A new milestone in human history.
The good folks at the Washington Post note that there are now eight billion people living on the planet. That’s a lot!
The link goes to an interesting interactive feature that allows you to see how many folks from your age, sex, and country are currently alive. Among the factoids it gave me is one that I would otherwise have looked up:
When you were born, there were 3.4 billion people in the world. On your 100th birthday, there will be 10.2 billion.
You’ll have lived through a period of steep population growth.
Indeed. I’m about to turn 57* and, given my family history, the odds are slim that I’ll see 100–at which point the world population would have tripled in my lifetime.
Wikipedia has the following milestones:
- one billion for the first time in 1804;
- two billion in 1927, 123 years later;
- three billion in 1960, 33 years later;
- four billion in 1974, 14 years later;
- five billion in 1987, 13 years later;
- six billion in 1999, 12 years later;
- seven billion in October 2011 or March 2012 (depending on different estimates), 12 or 13 years later;
- eight billion in November 2022, 10 or 11 years later.
That’s quite the trajectory.
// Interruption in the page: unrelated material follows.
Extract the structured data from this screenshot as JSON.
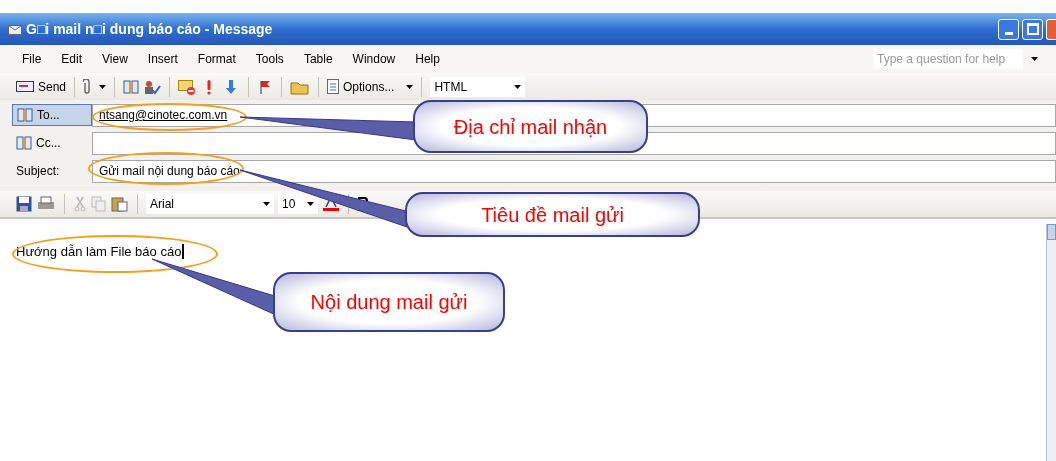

While there have always been fears associated with population growth, it’s almost entirely good news: we’ve gotten a lot better at feeding people, supplying them with clean water, fighting diseases, and otherwise providing ever-improved medical care. To be sure, those advances are not evenly distributed; still, global poverty has been starkly reduced in my memory, much less my lifetime.
*Oddly, the WaPo feature estimates that there are 2 million 56-year-old men in the United States but 2.1 million 57-year-old men. Even curiouser, it stays at 2.1 through age 63, before it drops back to 2 million at 64. Presumably, this is a function of my being at the leading edge of Generation X, right after the end of the Baby Boom generation. The numbers, alas, start a precipitous decline at 65.